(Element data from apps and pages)
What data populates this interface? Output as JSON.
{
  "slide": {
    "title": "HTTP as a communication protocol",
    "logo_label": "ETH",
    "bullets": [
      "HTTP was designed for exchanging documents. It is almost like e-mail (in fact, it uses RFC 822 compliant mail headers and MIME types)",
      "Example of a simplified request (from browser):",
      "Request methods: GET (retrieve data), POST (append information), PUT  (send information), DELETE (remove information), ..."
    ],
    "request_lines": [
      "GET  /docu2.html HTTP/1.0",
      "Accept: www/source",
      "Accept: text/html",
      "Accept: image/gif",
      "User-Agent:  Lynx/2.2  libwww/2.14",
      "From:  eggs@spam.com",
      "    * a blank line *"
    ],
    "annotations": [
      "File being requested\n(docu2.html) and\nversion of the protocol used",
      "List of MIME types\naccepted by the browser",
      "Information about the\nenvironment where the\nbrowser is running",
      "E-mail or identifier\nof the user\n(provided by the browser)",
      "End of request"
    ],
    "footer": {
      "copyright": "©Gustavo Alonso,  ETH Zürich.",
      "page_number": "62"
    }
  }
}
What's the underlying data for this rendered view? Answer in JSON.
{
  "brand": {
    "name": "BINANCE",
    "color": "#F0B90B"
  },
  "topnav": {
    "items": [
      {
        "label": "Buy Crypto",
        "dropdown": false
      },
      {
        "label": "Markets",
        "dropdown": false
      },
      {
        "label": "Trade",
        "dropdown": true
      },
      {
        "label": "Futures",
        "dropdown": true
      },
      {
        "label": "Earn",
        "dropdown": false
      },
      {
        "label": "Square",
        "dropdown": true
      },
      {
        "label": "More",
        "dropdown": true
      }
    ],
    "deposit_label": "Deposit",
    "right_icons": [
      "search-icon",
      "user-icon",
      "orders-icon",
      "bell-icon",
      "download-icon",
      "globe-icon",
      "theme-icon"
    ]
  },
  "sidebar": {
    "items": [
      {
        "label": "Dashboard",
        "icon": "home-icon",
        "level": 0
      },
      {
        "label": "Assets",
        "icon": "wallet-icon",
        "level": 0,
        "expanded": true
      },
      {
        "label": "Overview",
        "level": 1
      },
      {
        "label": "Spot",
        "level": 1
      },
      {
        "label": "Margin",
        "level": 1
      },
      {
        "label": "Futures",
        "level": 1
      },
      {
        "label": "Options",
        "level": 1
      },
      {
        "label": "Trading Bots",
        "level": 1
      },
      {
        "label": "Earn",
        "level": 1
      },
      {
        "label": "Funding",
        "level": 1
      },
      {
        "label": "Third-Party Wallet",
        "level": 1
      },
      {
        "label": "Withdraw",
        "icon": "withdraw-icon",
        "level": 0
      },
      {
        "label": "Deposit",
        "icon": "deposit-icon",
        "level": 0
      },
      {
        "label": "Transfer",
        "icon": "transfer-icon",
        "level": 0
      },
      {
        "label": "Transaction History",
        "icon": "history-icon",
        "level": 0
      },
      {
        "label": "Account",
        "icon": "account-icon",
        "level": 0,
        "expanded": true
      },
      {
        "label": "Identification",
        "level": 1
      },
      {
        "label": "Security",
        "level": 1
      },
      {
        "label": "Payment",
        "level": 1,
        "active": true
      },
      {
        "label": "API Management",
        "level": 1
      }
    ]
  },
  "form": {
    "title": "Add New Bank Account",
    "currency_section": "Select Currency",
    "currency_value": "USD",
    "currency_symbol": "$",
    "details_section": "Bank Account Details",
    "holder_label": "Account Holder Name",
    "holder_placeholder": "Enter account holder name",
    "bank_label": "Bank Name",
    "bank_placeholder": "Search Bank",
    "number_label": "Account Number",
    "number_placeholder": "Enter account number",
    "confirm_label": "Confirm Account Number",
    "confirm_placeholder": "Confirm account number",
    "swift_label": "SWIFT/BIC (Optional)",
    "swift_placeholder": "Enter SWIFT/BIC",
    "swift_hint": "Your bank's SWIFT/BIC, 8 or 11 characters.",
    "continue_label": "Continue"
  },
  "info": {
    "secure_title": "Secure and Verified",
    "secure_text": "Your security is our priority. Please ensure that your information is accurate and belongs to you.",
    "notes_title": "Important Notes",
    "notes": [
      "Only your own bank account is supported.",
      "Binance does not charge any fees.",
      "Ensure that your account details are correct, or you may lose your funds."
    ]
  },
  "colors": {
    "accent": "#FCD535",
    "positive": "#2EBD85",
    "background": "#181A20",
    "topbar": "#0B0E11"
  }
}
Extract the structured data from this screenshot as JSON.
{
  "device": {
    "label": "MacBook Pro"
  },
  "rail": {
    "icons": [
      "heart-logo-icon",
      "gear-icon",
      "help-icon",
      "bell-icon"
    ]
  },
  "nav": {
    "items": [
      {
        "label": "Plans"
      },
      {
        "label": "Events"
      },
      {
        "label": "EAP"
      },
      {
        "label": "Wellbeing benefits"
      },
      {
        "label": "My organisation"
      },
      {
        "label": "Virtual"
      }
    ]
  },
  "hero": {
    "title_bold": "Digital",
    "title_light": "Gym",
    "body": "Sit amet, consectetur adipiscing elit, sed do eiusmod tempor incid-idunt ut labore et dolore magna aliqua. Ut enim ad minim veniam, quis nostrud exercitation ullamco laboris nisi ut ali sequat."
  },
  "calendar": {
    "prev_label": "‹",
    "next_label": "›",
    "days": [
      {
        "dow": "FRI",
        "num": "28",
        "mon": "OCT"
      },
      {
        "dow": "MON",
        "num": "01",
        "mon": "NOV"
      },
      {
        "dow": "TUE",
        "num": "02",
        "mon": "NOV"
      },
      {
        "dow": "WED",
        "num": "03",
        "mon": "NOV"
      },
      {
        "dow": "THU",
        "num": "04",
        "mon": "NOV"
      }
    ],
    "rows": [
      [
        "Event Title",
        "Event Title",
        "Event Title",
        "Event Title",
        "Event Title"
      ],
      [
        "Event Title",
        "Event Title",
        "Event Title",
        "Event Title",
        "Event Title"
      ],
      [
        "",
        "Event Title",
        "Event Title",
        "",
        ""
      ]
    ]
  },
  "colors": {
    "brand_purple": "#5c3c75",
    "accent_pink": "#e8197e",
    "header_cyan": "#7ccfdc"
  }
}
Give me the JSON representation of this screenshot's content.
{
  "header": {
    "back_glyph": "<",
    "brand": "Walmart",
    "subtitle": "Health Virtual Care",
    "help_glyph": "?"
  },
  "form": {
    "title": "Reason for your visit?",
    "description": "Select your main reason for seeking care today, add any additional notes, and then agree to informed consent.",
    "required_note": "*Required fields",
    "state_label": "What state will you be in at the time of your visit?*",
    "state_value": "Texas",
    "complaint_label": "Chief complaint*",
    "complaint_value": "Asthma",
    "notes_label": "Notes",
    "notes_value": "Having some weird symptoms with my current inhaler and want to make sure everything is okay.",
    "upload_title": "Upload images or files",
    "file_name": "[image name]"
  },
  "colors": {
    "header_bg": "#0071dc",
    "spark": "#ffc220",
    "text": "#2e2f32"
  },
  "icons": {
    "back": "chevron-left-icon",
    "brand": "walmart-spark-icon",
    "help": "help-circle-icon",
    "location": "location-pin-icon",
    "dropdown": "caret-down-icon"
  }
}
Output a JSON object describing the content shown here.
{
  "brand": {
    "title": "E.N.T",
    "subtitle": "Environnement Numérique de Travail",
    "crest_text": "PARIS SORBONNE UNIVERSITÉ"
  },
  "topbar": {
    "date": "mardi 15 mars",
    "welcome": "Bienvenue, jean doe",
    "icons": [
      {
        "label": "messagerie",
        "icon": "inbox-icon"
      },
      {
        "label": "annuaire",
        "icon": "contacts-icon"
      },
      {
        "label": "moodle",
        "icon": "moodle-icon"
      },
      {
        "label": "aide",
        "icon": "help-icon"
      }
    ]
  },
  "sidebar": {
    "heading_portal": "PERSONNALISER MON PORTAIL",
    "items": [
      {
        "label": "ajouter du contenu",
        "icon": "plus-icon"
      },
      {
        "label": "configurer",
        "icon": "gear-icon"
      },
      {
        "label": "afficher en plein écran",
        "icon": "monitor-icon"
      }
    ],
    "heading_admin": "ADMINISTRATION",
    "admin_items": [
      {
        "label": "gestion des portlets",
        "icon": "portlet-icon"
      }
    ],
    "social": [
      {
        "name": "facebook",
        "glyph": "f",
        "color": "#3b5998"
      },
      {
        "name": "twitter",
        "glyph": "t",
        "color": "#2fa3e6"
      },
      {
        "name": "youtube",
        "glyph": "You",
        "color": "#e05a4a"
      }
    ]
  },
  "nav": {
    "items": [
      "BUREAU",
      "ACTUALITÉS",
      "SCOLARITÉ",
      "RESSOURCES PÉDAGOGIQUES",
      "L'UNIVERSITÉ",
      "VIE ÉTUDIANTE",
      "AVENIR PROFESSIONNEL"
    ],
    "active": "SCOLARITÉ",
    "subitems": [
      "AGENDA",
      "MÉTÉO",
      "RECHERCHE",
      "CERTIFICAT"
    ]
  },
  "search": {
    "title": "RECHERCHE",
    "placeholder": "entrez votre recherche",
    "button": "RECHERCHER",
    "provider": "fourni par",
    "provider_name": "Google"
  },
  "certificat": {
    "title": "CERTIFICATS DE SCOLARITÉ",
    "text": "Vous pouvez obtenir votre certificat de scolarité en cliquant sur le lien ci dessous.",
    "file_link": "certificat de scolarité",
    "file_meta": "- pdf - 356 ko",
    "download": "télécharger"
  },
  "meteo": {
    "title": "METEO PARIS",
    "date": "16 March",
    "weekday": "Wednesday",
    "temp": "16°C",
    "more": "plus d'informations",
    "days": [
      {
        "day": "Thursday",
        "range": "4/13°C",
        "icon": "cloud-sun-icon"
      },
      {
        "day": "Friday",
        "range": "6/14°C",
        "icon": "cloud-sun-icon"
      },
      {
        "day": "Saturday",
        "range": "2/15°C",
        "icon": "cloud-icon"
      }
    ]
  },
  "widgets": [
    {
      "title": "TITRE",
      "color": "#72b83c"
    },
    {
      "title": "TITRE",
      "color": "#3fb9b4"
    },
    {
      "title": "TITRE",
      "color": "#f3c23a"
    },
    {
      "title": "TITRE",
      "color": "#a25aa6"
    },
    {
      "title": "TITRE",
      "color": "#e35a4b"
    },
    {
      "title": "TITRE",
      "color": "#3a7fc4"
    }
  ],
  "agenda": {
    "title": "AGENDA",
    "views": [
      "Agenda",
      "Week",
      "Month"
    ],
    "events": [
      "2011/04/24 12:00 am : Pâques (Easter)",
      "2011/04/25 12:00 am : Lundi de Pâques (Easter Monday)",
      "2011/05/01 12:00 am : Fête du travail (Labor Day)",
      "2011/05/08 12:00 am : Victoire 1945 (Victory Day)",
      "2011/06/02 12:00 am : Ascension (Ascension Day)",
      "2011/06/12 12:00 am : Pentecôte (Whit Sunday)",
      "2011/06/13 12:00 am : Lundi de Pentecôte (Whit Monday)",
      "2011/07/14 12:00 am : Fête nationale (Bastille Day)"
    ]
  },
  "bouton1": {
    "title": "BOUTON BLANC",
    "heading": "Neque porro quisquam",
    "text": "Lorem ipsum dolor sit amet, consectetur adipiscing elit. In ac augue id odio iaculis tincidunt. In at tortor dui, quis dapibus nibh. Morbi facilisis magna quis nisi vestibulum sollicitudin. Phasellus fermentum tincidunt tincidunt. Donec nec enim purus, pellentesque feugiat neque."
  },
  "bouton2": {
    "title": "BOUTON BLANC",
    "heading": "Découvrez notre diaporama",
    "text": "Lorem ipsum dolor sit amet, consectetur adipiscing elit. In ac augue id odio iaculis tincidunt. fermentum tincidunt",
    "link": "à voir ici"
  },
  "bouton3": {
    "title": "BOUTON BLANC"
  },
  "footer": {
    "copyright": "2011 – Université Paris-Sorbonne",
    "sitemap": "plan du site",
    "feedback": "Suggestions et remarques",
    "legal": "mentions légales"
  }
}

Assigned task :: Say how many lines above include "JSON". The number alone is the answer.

The completed task :: 5